## DATA TO EXAMINE:
·····

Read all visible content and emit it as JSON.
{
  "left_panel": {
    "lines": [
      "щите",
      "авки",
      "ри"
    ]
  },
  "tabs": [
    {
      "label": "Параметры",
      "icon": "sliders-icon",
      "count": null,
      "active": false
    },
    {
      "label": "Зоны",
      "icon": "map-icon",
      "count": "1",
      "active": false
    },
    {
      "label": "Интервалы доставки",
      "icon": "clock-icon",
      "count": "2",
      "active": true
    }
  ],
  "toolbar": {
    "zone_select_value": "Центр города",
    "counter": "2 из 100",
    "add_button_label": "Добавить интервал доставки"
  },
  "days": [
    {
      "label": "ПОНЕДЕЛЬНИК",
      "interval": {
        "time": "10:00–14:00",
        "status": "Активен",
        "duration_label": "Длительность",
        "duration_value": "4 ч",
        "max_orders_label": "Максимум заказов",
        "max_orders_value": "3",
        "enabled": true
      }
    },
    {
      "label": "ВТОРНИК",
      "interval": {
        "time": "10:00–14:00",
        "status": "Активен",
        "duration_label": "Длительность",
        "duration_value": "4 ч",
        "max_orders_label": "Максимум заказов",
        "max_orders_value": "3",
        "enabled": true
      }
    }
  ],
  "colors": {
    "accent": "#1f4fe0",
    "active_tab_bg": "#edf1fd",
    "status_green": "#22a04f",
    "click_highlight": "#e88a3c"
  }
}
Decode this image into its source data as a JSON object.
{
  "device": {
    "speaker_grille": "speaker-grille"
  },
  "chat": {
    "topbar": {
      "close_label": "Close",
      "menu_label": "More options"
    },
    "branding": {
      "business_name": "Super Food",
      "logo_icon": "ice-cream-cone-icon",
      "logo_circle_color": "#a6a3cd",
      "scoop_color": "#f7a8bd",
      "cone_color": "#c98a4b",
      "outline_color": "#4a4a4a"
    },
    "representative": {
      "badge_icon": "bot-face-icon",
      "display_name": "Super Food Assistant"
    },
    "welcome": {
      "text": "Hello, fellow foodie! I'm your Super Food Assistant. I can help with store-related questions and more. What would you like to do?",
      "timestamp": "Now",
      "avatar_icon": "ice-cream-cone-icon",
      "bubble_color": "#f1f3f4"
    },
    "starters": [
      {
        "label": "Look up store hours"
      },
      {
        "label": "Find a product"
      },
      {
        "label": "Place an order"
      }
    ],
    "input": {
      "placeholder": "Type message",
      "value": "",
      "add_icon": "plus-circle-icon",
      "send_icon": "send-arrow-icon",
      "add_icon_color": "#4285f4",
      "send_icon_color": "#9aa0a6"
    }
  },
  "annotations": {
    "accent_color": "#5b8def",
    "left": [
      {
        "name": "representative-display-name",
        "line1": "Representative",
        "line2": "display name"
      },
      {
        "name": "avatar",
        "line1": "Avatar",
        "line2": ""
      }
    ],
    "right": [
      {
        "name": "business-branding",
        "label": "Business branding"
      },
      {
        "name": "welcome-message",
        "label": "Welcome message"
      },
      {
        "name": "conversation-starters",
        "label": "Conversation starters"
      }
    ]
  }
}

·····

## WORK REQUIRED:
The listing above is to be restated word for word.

## WRITTEN RESPONSE:
Read all visible content and emit it as JSON.
{
  "left_panel": {
    "lines": [
      "щите",
      "авки",
      "ри"
    ]
  },
  "tabs": [
    {
      "label": "Параметры",
      "icon": "sliders-icon",
      "count": null,
      "active": false
    },
    {
      "label": "Зоны",
      "icon": "map-icon",
      "count": "1",
      "active": false
    },
    {
      "label": "Интервалы доставки",
      "icon": "clock-icon",
      "count": "2",
      "active": true
    }
  ],
  "toolbar": {
    "zone_select_value": "Центр города",
    "counter": "2 из 100",
    "add_button_label": "Добавить интервал доставки"
  },
  "days": [
    {
      "label": "ПОНЕДЕЛЬНИК",
      "interval": {
        "time": "10:00–14:00",
        "status": "Активен",
        "duration_label": "Длительность",
        "duration_value": "4 ч",
        "max_orders_label": "Максимум заказов",
        "max_orders_value": "3",
        "enabled": true
      }
    },
    {
      "label": "ВТОРНИК",
      "interval": {
        "time": "10:00–14:00",
        "status": "Активен",
        "duration_label": "Длительность",
        "duration_value": "4 ч",
        "max_orders_label": "Максимум заказов",
        "max_orders_value": "3",
        "enabled": true
      }
    }
  ],
  "colors": {
    "accent": "#1f4fe0",
    "active_tab_bg": "#edf1fd",
    "status_green": "#22a04f",
    "click_highlight": "#e88a3c"
  }
}
Decode this image into its source data as a JSON object.
{
  "device": {
    "speaker_grille": "speaker-grille"
  },
  "chat": {
    "topbar": {
      "close_label": "Close",
      "menu_label": "More options"
    },
    "branding": {
      "business_name": "Super Food",
      "logo_icon": "ice-cream-cone-icon",
      "logo_circle_color": "#a6a3cd",
      "scoop_color": "#f7a8bd",
      "cone_color": "#c98a4b",
      "outline_color": "#4a4a4a"
    },
    "representative": {
      "badge_icon": "bot-face-icon",
      "display_name": "Super Food Assistant"
    },
    "welcome": {
      "text": "Hello, fellow foodie! I'm your Super Food Assistant. I can help with store-related questions and more. What would you like to do?",
      "timestamp": "Now",
      "avatar_icon": "ice-cream-cone-icon",
      "bubble_color": "#f1f3f4"
    },
    "starters": [
      {
        "label": "Look up store hours"
      },
      {
        "label": "Find a product"
      },
      {
        "label": "Place an order"
      }
    ],
    "input": {
      "placeholder": "Type message",
      "value": "",
      "add_icon": "plus-circle-icon",
      "send_icon": "send-arrow-icon",
      "add_icon_color": "#4285f4",
      "send_icon_color": "#9aa0a6"
    }
  },
  "annotations": {
    "accent_color": "#5b8def",
    "left": [
      {
        "name": "representative-display-name",
        "line1": "Representative",
        "line2": "display name"
      },
      {
        "name": "avatar",
        "line1": "Avatar",
        "line2": ""
      }
    ],
    "right": [
      {
        "name": "business-branding",
        "label": "Business branding"
      },
      {
        "name": "welcome-message",
        "label": "Welcome message"
      },
      {
        "name": "conversation-starters",
        "label": "Conversation starters"
      }
    ]
  }
}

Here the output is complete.